» **Work item**:
What is the number of lines in this data that contain the word "crystal"? Give the number alone.

» **Data listing**:

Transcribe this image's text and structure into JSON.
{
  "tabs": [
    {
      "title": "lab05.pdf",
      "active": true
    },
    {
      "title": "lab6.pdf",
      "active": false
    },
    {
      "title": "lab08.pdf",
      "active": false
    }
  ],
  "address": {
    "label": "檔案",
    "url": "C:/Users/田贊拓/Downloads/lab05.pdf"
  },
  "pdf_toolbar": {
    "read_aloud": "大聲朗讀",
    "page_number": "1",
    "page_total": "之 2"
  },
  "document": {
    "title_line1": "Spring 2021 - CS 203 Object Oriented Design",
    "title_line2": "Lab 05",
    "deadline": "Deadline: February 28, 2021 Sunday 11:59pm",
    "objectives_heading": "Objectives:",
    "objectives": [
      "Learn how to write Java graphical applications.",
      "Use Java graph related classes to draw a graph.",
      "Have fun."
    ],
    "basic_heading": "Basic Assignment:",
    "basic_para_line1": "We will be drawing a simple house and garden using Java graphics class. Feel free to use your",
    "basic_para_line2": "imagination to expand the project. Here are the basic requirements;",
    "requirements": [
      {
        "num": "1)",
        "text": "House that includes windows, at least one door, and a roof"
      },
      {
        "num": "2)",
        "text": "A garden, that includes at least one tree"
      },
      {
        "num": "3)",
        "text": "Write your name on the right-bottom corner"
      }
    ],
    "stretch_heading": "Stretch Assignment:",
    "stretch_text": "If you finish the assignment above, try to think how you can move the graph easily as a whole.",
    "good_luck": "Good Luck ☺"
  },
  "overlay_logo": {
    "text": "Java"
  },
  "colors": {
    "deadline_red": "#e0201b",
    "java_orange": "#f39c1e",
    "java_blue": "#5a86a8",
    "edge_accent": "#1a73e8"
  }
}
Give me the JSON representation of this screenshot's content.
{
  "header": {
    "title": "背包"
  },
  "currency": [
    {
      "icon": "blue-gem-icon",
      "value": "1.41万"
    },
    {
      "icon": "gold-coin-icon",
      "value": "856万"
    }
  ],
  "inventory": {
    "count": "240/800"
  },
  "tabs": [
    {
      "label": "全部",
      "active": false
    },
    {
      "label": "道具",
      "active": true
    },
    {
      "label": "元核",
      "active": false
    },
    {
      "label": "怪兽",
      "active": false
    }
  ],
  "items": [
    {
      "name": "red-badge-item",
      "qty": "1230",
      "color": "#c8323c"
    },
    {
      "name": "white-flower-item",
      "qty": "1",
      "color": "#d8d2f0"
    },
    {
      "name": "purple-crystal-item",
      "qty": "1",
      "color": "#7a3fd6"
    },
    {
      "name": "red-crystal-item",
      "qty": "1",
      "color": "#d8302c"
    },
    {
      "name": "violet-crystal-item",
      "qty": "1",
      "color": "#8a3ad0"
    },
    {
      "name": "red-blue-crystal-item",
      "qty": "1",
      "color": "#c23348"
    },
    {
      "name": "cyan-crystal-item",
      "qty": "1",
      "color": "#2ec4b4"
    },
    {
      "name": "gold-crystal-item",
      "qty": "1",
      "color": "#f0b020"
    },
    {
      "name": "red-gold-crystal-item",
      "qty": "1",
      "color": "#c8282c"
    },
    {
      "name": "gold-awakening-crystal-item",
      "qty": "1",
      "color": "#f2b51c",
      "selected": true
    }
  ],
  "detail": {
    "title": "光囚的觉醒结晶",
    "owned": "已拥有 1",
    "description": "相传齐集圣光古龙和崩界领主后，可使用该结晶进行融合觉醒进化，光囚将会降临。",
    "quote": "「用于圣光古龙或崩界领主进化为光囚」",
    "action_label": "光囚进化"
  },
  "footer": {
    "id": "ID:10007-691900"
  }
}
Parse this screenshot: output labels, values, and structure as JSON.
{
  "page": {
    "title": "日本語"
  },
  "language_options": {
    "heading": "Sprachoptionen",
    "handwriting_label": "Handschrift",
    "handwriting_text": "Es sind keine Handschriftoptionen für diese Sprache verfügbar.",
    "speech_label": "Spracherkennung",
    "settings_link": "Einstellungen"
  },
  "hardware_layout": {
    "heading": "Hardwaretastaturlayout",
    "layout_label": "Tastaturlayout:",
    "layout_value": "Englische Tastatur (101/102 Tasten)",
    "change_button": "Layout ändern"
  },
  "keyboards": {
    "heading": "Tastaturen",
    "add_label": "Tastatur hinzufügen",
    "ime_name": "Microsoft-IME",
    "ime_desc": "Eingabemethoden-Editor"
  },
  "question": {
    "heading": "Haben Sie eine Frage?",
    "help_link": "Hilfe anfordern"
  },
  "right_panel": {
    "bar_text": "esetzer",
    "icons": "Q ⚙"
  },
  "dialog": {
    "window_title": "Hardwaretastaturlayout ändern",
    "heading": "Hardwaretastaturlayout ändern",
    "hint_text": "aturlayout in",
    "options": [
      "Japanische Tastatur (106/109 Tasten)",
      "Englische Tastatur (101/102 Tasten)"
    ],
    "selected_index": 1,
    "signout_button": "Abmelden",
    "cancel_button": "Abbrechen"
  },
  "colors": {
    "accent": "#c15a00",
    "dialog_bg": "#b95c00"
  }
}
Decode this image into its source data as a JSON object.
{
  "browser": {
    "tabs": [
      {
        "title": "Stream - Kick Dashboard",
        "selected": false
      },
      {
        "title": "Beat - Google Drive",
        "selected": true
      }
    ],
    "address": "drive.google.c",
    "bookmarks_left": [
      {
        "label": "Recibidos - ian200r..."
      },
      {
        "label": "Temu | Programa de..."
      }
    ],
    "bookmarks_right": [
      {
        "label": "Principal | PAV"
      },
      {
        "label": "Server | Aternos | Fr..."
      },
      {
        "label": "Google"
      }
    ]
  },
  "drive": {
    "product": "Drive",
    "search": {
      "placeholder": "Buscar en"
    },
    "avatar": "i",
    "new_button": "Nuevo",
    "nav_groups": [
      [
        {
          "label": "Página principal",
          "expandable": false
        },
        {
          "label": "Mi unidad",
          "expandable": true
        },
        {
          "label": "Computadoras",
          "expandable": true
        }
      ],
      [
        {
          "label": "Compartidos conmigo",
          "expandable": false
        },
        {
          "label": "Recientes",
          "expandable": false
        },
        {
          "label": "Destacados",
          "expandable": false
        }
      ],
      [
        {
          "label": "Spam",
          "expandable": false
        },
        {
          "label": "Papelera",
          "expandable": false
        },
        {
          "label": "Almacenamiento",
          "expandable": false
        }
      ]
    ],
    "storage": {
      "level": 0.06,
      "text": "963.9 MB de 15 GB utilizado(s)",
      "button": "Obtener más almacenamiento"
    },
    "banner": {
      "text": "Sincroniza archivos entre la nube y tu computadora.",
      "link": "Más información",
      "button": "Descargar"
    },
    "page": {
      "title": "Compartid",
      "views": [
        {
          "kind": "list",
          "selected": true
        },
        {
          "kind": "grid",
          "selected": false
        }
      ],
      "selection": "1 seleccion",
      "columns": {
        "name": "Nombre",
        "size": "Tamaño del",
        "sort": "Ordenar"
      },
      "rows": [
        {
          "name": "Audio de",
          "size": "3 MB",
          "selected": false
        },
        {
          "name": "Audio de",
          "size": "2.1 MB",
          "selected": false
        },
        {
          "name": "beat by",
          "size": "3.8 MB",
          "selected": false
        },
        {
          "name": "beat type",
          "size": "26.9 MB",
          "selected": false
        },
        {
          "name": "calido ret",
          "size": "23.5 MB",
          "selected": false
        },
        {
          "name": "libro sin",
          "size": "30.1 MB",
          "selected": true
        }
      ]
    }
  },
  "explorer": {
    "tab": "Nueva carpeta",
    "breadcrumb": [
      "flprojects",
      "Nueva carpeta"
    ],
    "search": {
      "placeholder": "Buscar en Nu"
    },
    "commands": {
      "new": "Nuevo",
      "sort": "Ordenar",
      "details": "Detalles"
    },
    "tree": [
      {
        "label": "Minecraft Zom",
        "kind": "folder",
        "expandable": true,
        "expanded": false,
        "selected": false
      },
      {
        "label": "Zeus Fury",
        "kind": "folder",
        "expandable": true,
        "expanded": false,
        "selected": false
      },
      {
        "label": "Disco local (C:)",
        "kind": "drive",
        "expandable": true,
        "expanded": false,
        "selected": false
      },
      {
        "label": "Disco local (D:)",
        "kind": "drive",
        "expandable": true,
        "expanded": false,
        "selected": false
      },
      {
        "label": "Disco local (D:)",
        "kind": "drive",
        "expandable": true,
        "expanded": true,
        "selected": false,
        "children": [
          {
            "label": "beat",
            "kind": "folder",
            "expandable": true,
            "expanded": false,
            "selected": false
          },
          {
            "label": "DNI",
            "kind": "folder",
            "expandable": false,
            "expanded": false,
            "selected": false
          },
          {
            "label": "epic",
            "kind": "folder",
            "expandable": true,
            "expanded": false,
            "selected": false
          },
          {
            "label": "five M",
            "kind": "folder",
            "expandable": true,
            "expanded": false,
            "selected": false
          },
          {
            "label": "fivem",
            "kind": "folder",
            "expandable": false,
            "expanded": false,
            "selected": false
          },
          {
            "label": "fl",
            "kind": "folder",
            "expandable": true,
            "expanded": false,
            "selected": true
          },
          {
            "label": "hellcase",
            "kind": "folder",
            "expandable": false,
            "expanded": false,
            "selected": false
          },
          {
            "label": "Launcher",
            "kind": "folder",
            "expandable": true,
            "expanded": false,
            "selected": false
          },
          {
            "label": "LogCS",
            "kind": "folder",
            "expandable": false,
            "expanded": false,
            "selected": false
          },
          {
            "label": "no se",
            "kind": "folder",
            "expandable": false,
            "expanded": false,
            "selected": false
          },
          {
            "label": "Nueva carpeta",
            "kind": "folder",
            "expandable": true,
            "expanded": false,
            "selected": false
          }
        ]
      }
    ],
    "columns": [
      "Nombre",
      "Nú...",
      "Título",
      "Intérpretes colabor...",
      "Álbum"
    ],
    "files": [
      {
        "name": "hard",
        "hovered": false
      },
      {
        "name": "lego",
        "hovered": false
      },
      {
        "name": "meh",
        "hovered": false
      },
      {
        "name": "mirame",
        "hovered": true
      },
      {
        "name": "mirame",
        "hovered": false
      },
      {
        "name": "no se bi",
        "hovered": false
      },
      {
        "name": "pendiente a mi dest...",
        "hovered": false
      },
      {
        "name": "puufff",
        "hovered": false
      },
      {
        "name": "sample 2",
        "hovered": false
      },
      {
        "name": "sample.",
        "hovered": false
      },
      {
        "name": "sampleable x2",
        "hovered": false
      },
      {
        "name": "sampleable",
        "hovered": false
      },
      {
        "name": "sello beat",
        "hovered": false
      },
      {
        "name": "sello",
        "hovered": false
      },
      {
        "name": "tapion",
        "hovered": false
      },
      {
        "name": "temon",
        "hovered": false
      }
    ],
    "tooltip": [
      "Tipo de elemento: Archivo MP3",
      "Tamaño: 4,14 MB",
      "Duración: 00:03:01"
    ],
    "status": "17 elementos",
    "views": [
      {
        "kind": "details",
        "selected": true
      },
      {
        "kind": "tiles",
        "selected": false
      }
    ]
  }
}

» **Finished exercise**:
8